• What the task asks
Below are some entries. Copy each line in them that holds "replies".

── Extracted records

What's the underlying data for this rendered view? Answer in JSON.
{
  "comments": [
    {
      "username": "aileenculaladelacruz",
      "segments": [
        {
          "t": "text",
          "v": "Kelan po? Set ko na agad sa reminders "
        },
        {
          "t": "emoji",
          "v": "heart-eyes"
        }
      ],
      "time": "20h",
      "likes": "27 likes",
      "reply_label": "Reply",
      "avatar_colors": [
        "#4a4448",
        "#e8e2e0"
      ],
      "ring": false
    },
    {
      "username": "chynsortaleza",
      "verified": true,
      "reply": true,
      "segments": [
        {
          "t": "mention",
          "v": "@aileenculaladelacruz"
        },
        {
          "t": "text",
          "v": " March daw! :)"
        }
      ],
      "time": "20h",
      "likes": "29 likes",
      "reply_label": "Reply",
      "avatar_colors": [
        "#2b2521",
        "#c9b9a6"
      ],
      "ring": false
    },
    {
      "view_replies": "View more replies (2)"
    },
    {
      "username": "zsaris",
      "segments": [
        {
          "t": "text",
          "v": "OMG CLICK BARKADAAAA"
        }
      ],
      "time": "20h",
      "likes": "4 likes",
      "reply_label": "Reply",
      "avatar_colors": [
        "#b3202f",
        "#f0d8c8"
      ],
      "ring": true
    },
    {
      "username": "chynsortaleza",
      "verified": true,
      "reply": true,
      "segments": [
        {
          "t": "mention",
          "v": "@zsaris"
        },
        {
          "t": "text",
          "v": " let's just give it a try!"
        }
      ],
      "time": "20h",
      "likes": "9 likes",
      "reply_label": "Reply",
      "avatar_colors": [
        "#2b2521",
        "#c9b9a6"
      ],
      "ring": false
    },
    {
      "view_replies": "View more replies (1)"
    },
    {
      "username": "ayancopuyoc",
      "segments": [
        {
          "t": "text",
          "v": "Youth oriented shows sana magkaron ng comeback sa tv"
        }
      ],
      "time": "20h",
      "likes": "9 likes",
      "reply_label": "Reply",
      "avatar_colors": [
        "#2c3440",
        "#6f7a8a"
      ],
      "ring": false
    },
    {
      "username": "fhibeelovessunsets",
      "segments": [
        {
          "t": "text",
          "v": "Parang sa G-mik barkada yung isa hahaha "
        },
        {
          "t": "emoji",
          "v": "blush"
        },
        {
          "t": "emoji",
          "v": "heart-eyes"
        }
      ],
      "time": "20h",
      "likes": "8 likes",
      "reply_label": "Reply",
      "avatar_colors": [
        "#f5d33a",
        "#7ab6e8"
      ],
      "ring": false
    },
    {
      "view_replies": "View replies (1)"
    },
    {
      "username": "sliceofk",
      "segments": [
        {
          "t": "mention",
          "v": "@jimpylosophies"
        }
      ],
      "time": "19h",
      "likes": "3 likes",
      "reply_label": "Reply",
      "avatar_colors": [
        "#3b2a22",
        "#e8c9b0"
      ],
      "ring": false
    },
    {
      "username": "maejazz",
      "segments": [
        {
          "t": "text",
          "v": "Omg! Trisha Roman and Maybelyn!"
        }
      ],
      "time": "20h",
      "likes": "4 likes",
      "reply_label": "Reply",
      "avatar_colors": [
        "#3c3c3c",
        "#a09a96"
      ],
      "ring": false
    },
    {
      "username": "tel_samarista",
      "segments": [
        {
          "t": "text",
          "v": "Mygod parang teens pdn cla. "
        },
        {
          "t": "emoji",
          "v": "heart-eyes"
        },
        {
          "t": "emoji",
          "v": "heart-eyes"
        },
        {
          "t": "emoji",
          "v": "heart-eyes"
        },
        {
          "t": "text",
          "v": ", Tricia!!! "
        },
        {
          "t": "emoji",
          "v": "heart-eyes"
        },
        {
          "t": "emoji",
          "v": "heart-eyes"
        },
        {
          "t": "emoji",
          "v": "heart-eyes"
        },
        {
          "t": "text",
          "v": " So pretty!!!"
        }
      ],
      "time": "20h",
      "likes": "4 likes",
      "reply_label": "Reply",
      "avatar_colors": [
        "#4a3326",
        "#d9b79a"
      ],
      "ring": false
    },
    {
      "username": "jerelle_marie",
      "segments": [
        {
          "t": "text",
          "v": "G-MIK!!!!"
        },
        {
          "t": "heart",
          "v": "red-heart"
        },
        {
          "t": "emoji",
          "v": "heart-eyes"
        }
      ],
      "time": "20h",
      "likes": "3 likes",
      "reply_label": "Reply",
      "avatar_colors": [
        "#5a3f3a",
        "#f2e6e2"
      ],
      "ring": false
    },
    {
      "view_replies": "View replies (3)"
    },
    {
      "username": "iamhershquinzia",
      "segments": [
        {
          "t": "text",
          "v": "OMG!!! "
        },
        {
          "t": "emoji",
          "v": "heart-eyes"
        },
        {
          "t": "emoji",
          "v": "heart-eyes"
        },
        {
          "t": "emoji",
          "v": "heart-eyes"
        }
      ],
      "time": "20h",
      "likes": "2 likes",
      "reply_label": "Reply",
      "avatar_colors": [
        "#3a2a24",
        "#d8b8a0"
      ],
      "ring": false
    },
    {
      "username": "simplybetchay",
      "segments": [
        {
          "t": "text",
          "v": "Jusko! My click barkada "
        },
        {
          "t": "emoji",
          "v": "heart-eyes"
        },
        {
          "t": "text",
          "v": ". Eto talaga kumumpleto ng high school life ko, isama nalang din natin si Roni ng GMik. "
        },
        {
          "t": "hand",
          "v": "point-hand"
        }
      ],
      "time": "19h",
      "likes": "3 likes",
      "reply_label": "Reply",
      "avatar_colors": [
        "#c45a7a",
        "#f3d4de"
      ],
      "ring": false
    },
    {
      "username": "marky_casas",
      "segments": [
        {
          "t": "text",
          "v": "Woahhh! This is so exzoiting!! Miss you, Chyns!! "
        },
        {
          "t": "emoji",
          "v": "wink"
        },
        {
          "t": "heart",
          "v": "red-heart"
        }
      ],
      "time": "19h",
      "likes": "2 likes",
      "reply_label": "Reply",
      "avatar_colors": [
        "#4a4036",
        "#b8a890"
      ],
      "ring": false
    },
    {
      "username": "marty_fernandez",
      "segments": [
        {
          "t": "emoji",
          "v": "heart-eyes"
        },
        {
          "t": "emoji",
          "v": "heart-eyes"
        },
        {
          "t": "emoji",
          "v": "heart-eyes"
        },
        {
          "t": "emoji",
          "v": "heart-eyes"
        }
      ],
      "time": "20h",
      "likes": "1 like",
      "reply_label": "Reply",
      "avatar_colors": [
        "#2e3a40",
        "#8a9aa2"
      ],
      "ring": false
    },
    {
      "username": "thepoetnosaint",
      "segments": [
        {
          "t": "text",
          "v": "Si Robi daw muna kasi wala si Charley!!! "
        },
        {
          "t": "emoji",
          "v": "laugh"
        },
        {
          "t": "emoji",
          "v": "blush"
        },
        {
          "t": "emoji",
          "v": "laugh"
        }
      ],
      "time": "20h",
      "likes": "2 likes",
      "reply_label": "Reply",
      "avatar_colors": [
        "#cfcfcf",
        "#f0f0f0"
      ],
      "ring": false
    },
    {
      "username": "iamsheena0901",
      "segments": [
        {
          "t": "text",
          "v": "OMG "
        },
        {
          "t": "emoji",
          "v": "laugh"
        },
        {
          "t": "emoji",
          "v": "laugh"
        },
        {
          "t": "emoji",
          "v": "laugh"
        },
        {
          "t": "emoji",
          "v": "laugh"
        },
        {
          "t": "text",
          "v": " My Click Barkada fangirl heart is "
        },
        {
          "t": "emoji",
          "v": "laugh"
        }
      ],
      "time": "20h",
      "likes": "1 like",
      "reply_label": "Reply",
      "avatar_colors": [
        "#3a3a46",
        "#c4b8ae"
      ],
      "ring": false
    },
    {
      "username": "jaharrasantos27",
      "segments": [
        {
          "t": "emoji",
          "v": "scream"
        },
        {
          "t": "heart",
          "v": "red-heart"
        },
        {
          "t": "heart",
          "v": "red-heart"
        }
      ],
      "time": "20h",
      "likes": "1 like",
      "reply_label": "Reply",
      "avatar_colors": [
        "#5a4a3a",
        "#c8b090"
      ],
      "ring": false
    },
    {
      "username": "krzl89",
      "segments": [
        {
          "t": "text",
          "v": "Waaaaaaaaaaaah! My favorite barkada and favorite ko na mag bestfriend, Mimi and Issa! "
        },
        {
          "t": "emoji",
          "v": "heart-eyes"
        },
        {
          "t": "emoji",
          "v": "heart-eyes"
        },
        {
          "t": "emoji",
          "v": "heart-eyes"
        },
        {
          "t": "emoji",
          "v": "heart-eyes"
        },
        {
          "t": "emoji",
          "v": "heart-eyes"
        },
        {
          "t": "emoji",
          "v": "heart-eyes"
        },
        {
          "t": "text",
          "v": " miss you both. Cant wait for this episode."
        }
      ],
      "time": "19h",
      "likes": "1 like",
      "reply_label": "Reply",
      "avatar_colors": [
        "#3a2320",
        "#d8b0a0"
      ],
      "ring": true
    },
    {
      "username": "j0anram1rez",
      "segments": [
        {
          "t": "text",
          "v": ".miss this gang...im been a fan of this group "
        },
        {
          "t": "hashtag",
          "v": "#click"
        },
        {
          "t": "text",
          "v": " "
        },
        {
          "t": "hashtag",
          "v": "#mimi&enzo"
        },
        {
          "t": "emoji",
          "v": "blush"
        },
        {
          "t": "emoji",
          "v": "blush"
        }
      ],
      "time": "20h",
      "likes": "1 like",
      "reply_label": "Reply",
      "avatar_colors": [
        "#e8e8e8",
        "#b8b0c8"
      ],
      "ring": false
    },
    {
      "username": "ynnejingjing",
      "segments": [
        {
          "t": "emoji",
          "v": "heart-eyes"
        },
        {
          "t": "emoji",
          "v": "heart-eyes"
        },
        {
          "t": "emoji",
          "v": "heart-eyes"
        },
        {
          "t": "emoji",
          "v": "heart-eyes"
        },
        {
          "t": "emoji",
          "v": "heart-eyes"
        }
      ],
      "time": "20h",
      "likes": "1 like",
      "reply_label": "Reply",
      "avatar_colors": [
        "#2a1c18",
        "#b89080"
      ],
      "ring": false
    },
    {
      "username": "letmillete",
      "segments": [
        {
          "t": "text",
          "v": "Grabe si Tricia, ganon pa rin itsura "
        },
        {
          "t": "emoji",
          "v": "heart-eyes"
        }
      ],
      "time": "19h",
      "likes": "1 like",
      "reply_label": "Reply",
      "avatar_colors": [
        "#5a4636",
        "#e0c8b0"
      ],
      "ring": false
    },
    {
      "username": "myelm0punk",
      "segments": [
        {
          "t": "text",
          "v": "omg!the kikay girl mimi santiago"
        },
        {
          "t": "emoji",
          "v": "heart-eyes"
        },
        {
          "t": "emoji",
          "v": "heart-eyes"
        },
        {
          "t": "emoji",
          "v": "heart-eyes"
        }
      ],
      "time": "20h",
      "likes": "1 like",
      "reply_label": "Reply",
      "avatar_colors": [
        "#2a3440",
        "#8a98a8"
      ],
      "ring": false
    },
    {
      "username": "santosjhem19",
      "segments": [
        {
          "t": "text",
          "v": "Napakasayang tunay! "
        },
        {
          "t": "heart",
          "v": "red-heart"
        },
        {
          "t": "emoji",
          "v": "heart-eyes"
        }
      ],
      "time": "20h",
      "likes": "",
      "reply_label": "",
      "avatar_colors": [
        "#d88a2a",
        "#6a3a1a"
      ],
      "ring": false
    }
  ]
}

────

• Output for this task
      "view_replies": "View more replies (2)"
      "view_replies": "View more replies (1)"
      "view_replies": "View replies (1)"
      "view_replies": "View replies (3)"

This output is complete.